TORONTO (Reuters) – Classes in Canada’s high risk schools should ideally have 20 or fewer students so children can maintain safe distance from each other, a top doctor who advised the government of Ontario on school reopening said, as sometimes crowded classes resumed in the midst of a spike in COVID-19 cases.
Dr Ronald Cohn, president of Toronto’s Hospital for Sick Children, is one author of two reports that Canada’s most populous province cited repeatedly in drafting back to school plans.
Cohn said much depends on the size of classrooms – some can accommodate only 15, while others may be large enough to teach 18 or 20 children, but likely not many more than that.
“It’s critical that we create a classroom environment where we reduce class sizes so that physical distancing can be happening,” Cohn told Reuters late Monday, adding that this is particularly important in areas with higher community transmission, often home to the most vulnerable children and families.
Preliminary results of a new study released by the hospital on Monday showed it was not possible to maintain two meters (6.5 ft) of social distancing in standard classrooms with more than 12 to 15 students. (safeschoolcovid19.ca/updates/)
The Toronto District School Board, the country’s largest, capped classes in some higher risk schools at 15 or 20, but in other schools under the same board, caps are as high as 27, according to the province. Others boards could have much larger classes.

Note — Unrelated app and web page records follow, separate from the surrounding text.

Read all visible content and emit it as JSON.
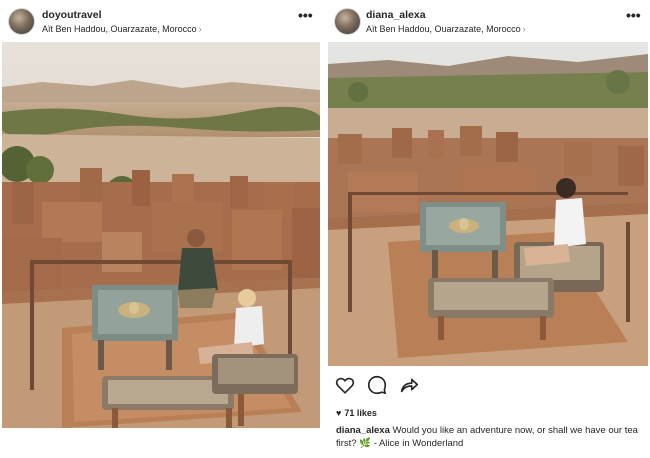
{
  "posts": [
    {
      "username": "doyoutravel",
      "location": "Aït Ben Haddou, Ouarzazate, Morocco",
      "more": "•••"
    },
    {
      "username": "diana_alexa",
      "location": "Aït Ben Haddou, Ouarzazate, Morocco",
      "more": "•••",
      "likes": "71 likes",
      "caption_user": "diana_alexa",
      "caption_text": "Would you like an adventure now, or shall we have our tea first? 🌿 - Alice in Wonderland"
    }
  ],
  "icons": {
    "location_chevron": "›",
    "like": "heart-icon",
    "comment": "comment-icon",
    "share": "share-icon",
    "likes_heart": "♥"
  },
  "colors": {
    "text": "#262626",
    "muted": "#8e8e8e",
    "sky": "#e9e1d6",
    "earth": "#b8805a",
    "mud": "#a9714e",
    "rug": "#c7a27c",
    "greenery": "#5f6b3d"
  }
}
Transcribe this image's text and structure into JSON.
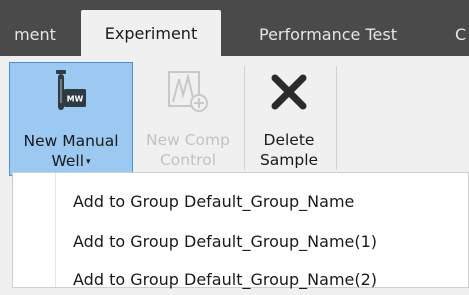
{
  "tabs": [
    {
      "label": "ment"
    },
    {
      "label": "Experiment"
    },
    {
      "label": "Performance Test"
    },
    {
      "label": "C"
    }
  ],
  "ribbon": {
    "new_manual_well_line1": "New Manual",
    "new_manual_well_line2": "Well",
    "new_manual_well_caret": "▾",
    "new_manual_well_icon_text": "MW",
    "new_comp_control_line1": "New Comp",
    "new_comp_control_line2": "Control",
    "delete_sample_line1": "Delete",
    "delete_sample_line2": "Sample"
  },
  "menu": {
    "items": [
      {
        "label": "Add to Group Default_Group_Name"
      },
      {
        "label": "Add to Group Default_Group_Name(1)"
      },
      {
        "label": "Add to Group Default_Group_Name(2)"
      }
    ]
  },
  "colors": {
    "tabbar_bg": "#4a4a4a",
    "selected_button_bg": "#9cc9f2",
    "selected_button_border": "#4d90d8",
    "disabled_text": "#c2c2c2"
  }
}
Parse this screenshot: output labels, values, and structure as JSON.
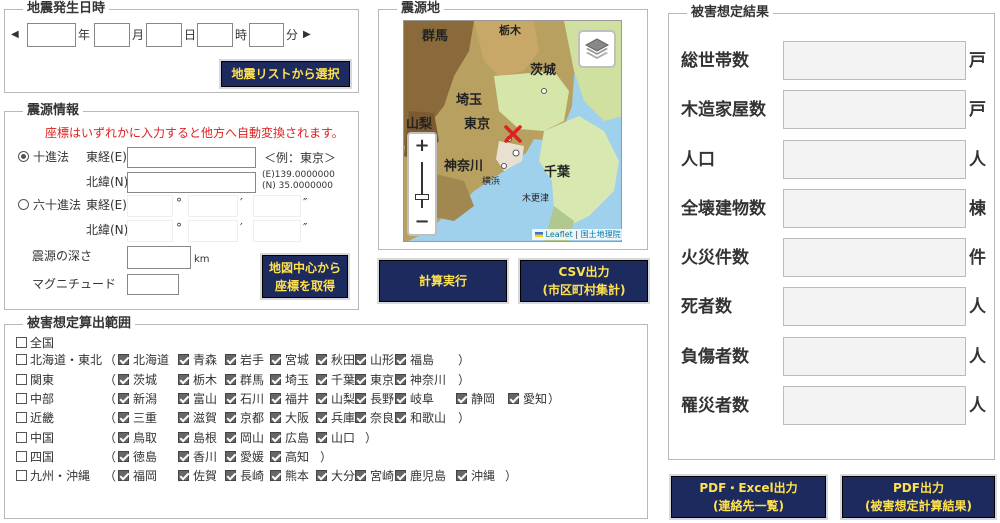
{
  "datetime": {
    "legend": "地震発生日時",
    "year_unit": "年",
    "month_unit": "月",
    "day_unit": "日",
    "hour_unit": "時",
    "minute_unit": "分",
    "prev_arrow": "◀",
    "next_arrow": "▶",
    "select_button": "地震リストから選択"
  },
  "source": {
    "legend": "震源情報",
    "note": "座標はいずれかに入力すると他方へ自動変換されます。",
    "decimal_label": "十進法",
    "east_label": "東経(E)",
    "north_label": "北緯(N)",
    "example": "＜例：東京＞",
    "example_e": "(E)139.0000000",
    "example_n": "(N) 35.0000000",
    "sexagesimal_label": "六十進法",
    "deg_sym": "°",
    "min_sym": "′",
    "sec_sym": "″",
    "depth_label": "震源の深さ",
    "depth_unit": "km",
    "magnitude_label": "マグニチュード",
    "map_center_button": [
      "地図中心から",
      "座標を取得"
    ]
  },
  "map": {
    "legend": "震源地",
    "zoom_in": "+",
    "zoom_out": "−",
    "attribution_leaflet": "Leaflet",
    "attribution_sep": "|",
    "attribution_gsi": "国土地理院",
    "labels": {
      "gunma": "群馬",
      "tochigi": "栃木",
      "ibaraki": "茨城",
      "saitama": "埼玉",
      "yamanashi": "山梨",
      "tokyo": "東京",
      "kanagawa": "神奈川",
      "chiba": "千葉",
      "kofu": "甲府",
      "yokohama": "横浜",
      "kisarazu": "木更津"
    }
  },
  "actions": {
    "calc_button": "計算実行",
    "csv_button": [
      "CSV出力",
      "(市区町村集計)"
    ],
    "pdf_excel_button": [
      "PDF・Excel出力",
      "(連絡先一覧)"
    ],
    "pdf_button": [
      "PDF出力",
      "(被害想定計算結果)"
    ]
  },
  "results": {
    "legend": "被害想定結果",
    "rows": [
      {
        "label": "総世帯数",
        "unit": "戸"
      },
      {
        "label": "木造家屋数",
        "unit": "戸"
      },
      {
        "label": "人口",
        "unit": "人"
      },
      {
        "label": "全壊建物数",
        "unit": "棟"
      },
      {
        "label": "火災件数",
        "unit": "件"
      },
      {
        "label": "死者数",
        "unit": "人"
      },
      {
        "label": "負傷者数",
        "unit": "人"
      },
      {
        "label": "罹災者数",
        "unit": "人"
      }
    ]
  },
  "range": {
    "legend": "被害想定算出範囲",
    "all_label": "全国",
    "paren_open": "（",
    "paren_close": "）",
    "regions": [
      {
        "name": "北海道・東北",
        "prefs": [
          "北海道",
          "青森",
          "岩手",
          "宮城",
          "秋田",
          "山形",
          "福島"
        ]
      },
      {
        "name": "関東",
        "prefs": [
          "茨城",
          "栃木",
          "群馬",
          "埼玉",
          "千葉",
          "東京",
          "神奈川"
        ]
      },
      {
        "name": "中部",
        "prefs": [
          "新潟",
          "富山",
          "石川",
          "福井",
          "山梨",
          "長野",
          "岐阜",
          "静岡",
          "愛知"
        ]
      },
      {
        "name": "近畿",
        "prefs": [
          "三重",
          "滋賀",
          "京都",
          "大阪",
          "兵庫",
          "奈良",
          "和歌山"
        ]
      },
      {
        "name": "中国",
        "prefs": [
          "鳥取",
          "島根",
          "岡山",
          "広島",
          "山口"
        ]
      },
      {
        "name": "四国",
        "prefs": [
          "徳島",
          "香川",
          "愛媛",
          "高知"
        ]
      },
      {
        "name": "九州・沖縄",
        "prefs": [
          "福岡",
          "佐賀",
          "長崎",
          "熊本",
          "大分",
          "宮崎",
          "鹿児島",
          "沖縄"
        ]
      }
    ]
  },
  "colors": {
    "button_bg": "#1c2a5e",
    "button_text": "#ffe14d",
    "note_red": "#e02020",
    "marker_red": "#e02020"
  }
}
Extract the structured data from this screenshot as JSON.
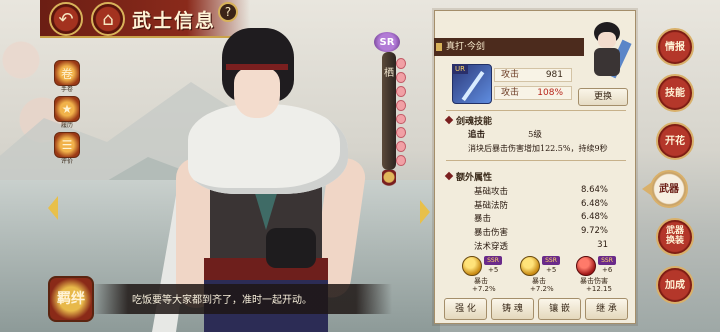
{
  "header": {
    "title": "武士信息",
    "back_icon": "back-arrow-icon",
    "home_icon": "castle-home-icon",
    "help_label": "?"
  },
  "left_menu": [
    {
      "icon": "scroll-icon",
      "label": "手卷"
    },
    {
      "icon": "star-medal-icon",
      "label": "履历"
    },
    {
      "icon": "document-icon",
      "label": "评价"
    }
  ],
  "character": {
    "rarity": "SR",
    "scroll_text": "栖",
    "dialogue": "吃饭要等大家都到齐了，准时一起开动。",
    "bond_button": "羁绊"
  },
  "panel": {
    "name": "真打·今剑",
    "weapon": {
      "tier": "UR",
      "stats": [
        {
          "label": "攻击",
          "value": "981",
          "red": false
        },
        {
          "label": "攻击",
          "value": "108%",
          "red": true
        }
      ],
      "change_label": "更换"
    },
    "skill_section": {
      "title": "剑魂技能",
      "name": "追击",
      "level": "5级",
      "desc": "消块后暴击伤害增加122.5%，持续9秒"
    },
    "extra_section": {
      "title": "额外属性",
      "rows": [
        {
          "label": "基础攻击",
          "value": "8.64%"
        },
        {
          "label": "基础法防",
          "value": "6.48%"
        },
        {
          "label": "暴击",
          "value": "6.48%"
        },
        {
          "label": "暴击伤害",
          "value": "9.72%"
        },
        {
          "label": "法术穿透",
          "value": "31"
        }
      ]
    },
    "gems": [
      {
        "grade": "SSR",
        "level": "+5",
        "stat": "暴击",
        "bonus": "+7.2%",
        "color": "#d9a22a"
      },
      {
        "grade": "SSR",
        "level": "+5",
        "stat": "暴击",
        "bonus": "+7.2%",
        "color": "#d9a22a"
      },
      {
        "grade": "SSR",
        "level": "+6",
        "stat": "暴击伤害",
        "bonus": "+12.15",
        "color": "#c0241a"
      }
    ],
    "actions": [
      "强 化",
      "铸 魂",
      "镶 嵌",
      "继 承"
    ]
  },
  "right_tabs": [
    {
      "label": "情报",
      "active": false
    },
    {
      "label": "技能",
      "active": false
    },
    {
      "label": "开花",
      "active": false
    },
    {
      "label": "武器",
      "active": true
    },
    {
      "label": "武器换装",
      "active": false
    },
    {
      "label": "加成",
      "active": false
    }
  ]
}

Asked how it felt to see classes above 20 students, Cohn said: “I will tell you that if this is a classroom size, particularly in areas of high community transmission, then that worries me.”
Ontario reopened schools last week without any province-wide caps on class sizes in elementary schools, but limited some high school class size to 15.
The school reopenings have coincided with a surge in COVID-19 cases across Canada, with daily new cases charging past the 300 mark on Monday. There were 315 new cases reported in Ontario on Wednesday. Officials have blamed private social gatherings for the spread, though many new cases do not have a known source in public data.
The province promised funds to hire some new teachers and told boards they could use reserve funds to hire more, but not enough to push many classes below 20.
“The additional funding provided to school boards for a safe reopening could support, at a minimum, 2,600 teachers to reduce class sizes,” Ontario’s education ministry said in an emailed statement, adding that with the funding boards can use from their reserve funds, they could hire more than twice as many new teachers.
Roughly 5,200 new hires would equate to a little over one new teacher for each of Ontario’s public schools, which totalled 4,828 in the last fiscal year and were attended by about 2 million students.
Facing low enrolment, some schools have combined what would have been two or more small classes, leaving other rooms empty, frustrating parents, teachers and public health experts who fear the virus will spread in crowded classes.
Editing by Denny Thomas and Marguerita Choy